In “Stay and Fight,” a debut novel by Madeline ffitch, directionless Helen follows her boyfriend to Appalachian Ohio in an attempt to live off the land. They purchase twenty acres—the land is cheap because it’s nearly vertical, surrounded by coal-company land, useless for farming, and an out-of-use pipeline runs along one side. When boyfriend scuttles off, she stays, out of sadness tinged with apathy, also lacking bus fare back to Seattle.
Helen just barely survives the winter. Aching with loneliness, she invites a nearby couple, Karen and Lily and their son, to move in with her and share the land. The women and most of their neighbors are akin to “preppers,” motivated both by fear of a nebulous enemy and their own abject poverty. They build what sounds like a rather charming if ramshackle home until the reader discovers it’s infested with black snakes. The neighbors shake their heads at the snakes, talk about how difficult they are to remove. “They’re not venomous. And they’ll eat mice and copperheads.” The women are opposed to conventional child-rearing techniques. Karen, a nurse by trade, muses “…shots, doctor visits, regular bathing, combing out his cradle cap. I couldn’t bear to be around people who thought of my son as just another body to be managed.” However, the child is eager to go to school and is promptly put into foster care after he is bitten on his face by a snake. The assigned caseworker is equally aghast to discover that they use an outdoor toilet.
At times quite funny (perhaps dependent on the readers’ comfort level with snakes), “Stay and Fight” is more than anything a thought-provoking examination of the independence and autonomy of the family unit. A state-mandated septic system, for example, begins to feel like a completely unnecessary element to the rearing of their bright and capable child. The enemy becomes less nebulous as the state itself imposes itself on the family. When Karen gets work on a new pipeline she begins to better understand the implications for her family and poor communities like theirs. ffitch, an activist who protested with her family at Standing Rock, shines when she’s writing about this unique piece of American land. She infuses the pages with a fierce and complex love of place. “Stay and Fight” is a dark warning about the environmental impact of fracking and pipelines, as well as an anthem to the families that we create. (Kelly Roark)

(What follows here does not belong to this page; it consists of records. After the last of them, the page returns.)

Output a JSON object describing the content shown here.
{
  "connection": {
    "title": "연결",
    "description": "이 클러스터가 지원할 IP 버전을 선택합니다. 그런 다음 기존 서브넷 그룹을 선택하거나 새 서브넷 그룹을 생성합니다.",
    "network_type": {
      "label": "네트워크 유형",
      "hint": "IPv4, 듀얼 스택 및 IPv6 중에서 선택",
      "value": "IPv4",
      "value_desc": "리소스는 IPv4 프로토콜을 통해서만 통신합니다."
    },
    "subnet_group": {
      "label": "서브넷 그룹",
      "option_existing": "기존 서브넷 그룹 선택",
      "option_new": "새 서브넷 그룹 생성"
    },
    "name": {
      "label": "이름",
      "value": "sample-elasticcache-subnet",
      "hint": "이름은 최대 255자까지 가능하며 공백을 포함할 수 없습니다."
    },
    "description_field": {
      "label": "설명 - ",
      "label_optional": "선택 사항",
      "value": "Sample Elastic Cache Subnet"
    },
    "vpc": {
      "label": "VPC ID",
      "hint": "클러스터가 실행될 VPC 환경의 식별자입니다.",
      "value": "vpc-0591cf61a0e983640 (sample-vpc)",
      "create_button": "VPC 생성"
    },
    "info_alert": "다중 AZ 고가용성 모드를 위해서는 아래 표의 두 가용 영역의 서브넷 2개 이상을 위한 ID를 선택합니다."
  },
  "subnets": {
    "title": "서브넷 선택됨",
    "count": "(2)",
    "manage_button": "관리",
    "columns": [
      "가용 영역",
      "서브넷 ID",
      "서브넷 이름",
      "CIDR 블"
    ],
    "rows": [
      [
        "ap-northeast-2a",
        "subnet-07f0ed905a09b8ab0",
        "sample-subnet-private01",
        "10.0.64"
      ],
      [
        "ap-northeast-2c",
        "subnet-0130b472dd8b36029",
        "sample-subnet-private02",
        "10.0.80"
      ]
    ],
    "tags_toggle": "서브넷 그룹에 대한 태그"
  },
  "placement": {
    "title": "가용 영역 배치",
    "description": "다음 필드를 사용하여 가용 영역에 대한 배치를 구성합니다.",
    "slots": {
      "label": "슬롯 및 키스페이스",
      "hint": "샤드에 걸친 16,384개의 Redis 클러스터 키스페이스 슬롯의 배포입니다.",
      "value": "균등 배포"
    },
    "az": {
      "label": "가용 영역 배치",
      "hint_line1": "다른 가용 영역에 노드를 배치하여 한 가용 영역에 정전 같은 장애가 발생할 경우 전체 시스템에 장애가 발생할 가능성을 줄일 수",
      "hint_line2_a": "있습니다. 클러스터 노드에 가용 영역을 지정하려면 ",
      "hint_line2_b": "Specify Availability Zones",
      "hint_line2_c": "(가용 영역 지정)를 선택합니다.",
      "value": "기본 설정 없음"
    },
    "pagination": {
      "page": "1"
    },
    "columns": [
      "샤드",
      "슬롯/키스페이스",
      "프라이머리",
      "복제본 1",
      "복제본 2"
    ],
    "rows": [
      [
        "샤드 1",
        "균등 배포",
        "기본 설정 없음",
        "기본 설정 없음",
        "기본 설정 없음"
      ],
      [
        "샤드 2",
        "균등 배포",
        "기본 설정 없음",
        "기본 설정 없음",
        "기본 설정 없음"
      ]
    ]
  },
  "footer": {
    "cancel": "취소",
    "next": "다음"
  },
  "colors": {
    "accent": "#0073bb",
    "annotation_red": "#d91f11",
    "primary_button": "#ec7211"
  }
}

Stay and Fight
By Madeline ffitch
Farrar, Straus and Giroux, 304 pages